It’s a daunting task, picking out the 10 best songs of 2011. There were tons of excellent tracks this year, with styles so wildy varied it’s hard to even stack them up against each other. But “best of” lists are unavoidable, so even though it feels wrong, he’s our pick for the top 10. Feel free to praise our genius or disagree violently (preferably the former), and have a listen on Spotify.

10. “Lotus Flower” – Radiohead

This song is unsettling and a little creepy. Thom Yorke’s voice is at an eerie pitch and the sparse instrumentation feels like the soundtrack to a sci-fi horror movie. It’s a throwback to Radiohead in the Amnesiac days, and for all the weirdness, it’s mesmerizing.

9. “Countdown” – Beyonce
Does anyone know what’s up with the “boof boof” line? Whatever she’s talking about, it’s insanely catchy. Beyonce took some production risks — the drumming is pure marching band, with rapping snares and rolling toms, and the bursts from the horns just sound rude. It’s definitely not business as usual for her fans, but the lyrics are dripping with so much swagger it’s irresistible.

8. “Six Foot Seven Foot” – Lil Wayne
Prison gave Weezy tons of time to think, and the result was this four-minute, rapid-fire stream of consciousness. The “Banana Boat (Day-O)” sample is just fun, and then there’s this line: “Bitch, real G’s move in silence like lasagna.” Brilliant.

7. “Cruel” – St. Vincent
Annie Clark definitely did not have a sophomore slump. The first single off Strange Mercy combines her light, flawless voice with her edgy, aggressive guitar and dissonant synths. It’s gorgeous and a little bit scary.

6. “Vomit” – Girls
So depressing, yet so good. It feels like Christopher Owens is singing with a bottle in his hand, lying on the floor. As the song goes on, he slowly gets up off the floor — the pace picks up and the sound lightens up. It’s impossible not to feel for the guy and absolutely love it.

5. “Art of Almost” – Wilco
Jeff Tweedy once again proves his limitless creativity and drive to do something new. It ambles along with a sporadic, distorted rhythm and Tweedy quietly crooning, then descends into a scorching guitar solo. Even after seven minutes, it’s impossible to be bored. The song pulls you in and keeps you hooked for every moment.

4. “Ni**as In Paris” – Jay-Z and Kanye West
Watch the Throne is a perfectly over-the-top opus in the name of wealth and what it means to be a successful black man in America. “Ni**as In Paris” is the peak of the album — coining the term cray, sampling Blades of Glory, and flaunting excessive wealth with the underlying message, “Fuck you, I deserve this.” Any song that people are happy to see performed 11 times in a row is a true hit.

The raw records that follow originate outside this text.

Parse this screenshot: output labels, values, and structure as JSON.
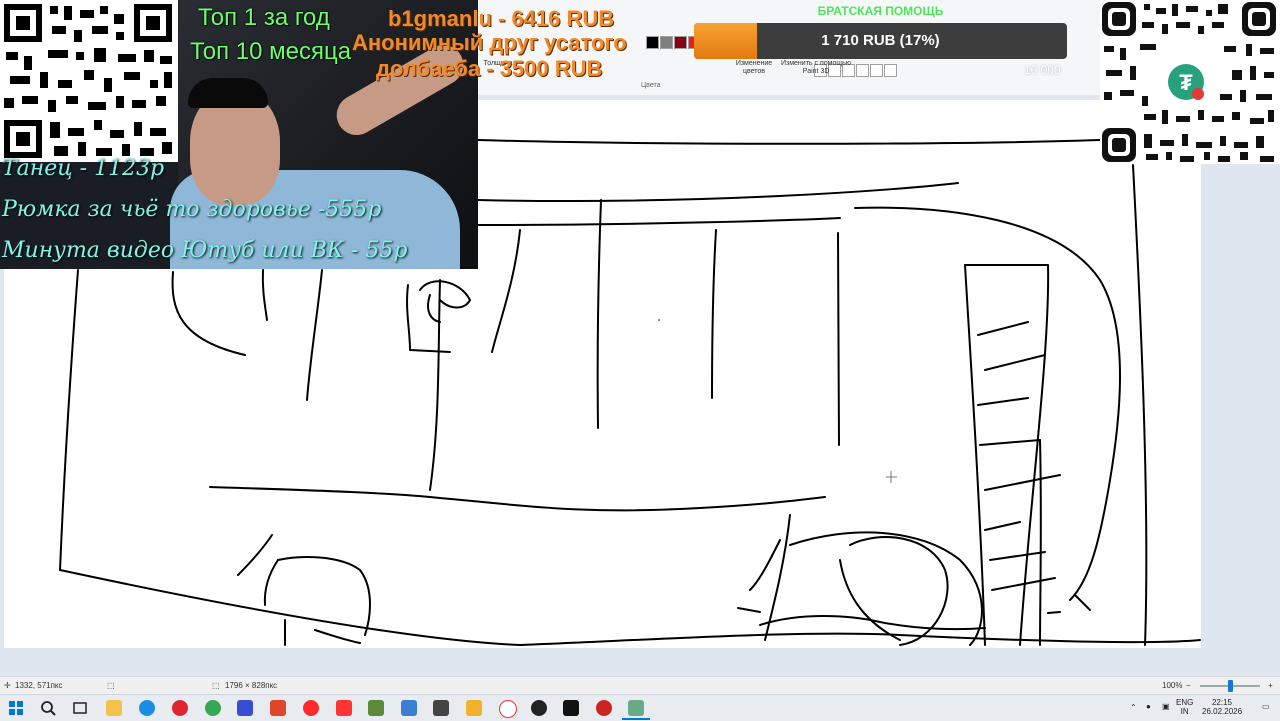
{
  "stream": {
    "top_year": "Топ 1 за год",
    "top_month": "Топ 10 месяца",
    "donations": [
      "b1gmanlu - 6416 RUB",
      "Анонимный друг усатого",
      "долбаеба - 3500 RUB"
    ],
    "menu": [
      "Танец - 1123р",
      "Рюмка за чьё то здоровье -555р",
      "Минута видео Ютуб или ВК - 55р"
    ],
    "goal": {
      "title": "БРАТСКАЯ ПОМОЩЬ",
      "progress_text": "1 710 RUB (17%)",
      "progress_fraction": 0.17,
      "max_text": "10 000"
    }
  },
  "paint": {
    "ribbon": {
      "thickness_label": "Толщина",
      "edit_colors_label": "Изменение цветов",
      "paint3d_label": "Изменить с помощью Paint 3D",
      "colors_group": "Цвета"
    },
    "status": {
      "cursor_pos": "1332, 571пкс",
      "canvas_size": "1796 × 828пкс",
      "zoom": "100%"
    }
  },
  "taskbar": {
    "lang_top": "ENG",
    "lang_bottom": "IN",
    "time": "22:15",
    "date": "26.02.2026"
  },
  "colors": {
    "goal_fill": "#f08a1c",
    "green_text": "#6cff6c",
    "orange_text": "#f08a28",
    "cyan_text": "#7ff5e8"
  }
}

3. “Yonkers” – Tyler, The Creator
This song upset and confused a lot of people, but it also nailed the angst of thousands of teenagers. It’s the Nevermind for this generation — down to the fact that Tyler dislikes the song as much as Kurt Cobain hated his own anthem. But rather than the apathy of the ‘90s, Tyler is venting a far angrier brand of angst. It’s violent and weird, and the hook is doing its job incredibly well.

2. “Midnight City” – M83
This song sounds straight out of the ‘80s, but in a really good way. The chirping and soaring synths pack tons of emotion, oddly juxtaposed with the monotone vocals. It all wraps up with a saxophone outro for small a human touch. It all feels grand and epic, even among the other show stoppers on the album.

1. “Rolling In the Deep” – Adele
Adele proved the cliche to be true: Hell hath no fury like a woman scorned. It’s beautiful and terrifying as she’s belting “Go ahead and sell me out and I’ll lay your ship bare.” The song injects some old-school jazz and soul into a pop melody, making it miraculously accessible to anyone. Over the pulsing beat, she pulls us in with menacing hushed tones before absolutely blowing us over proclaiming “We could have had it all.” She picked up the shards of her broken heart and started hurling them at the fool who did the damage.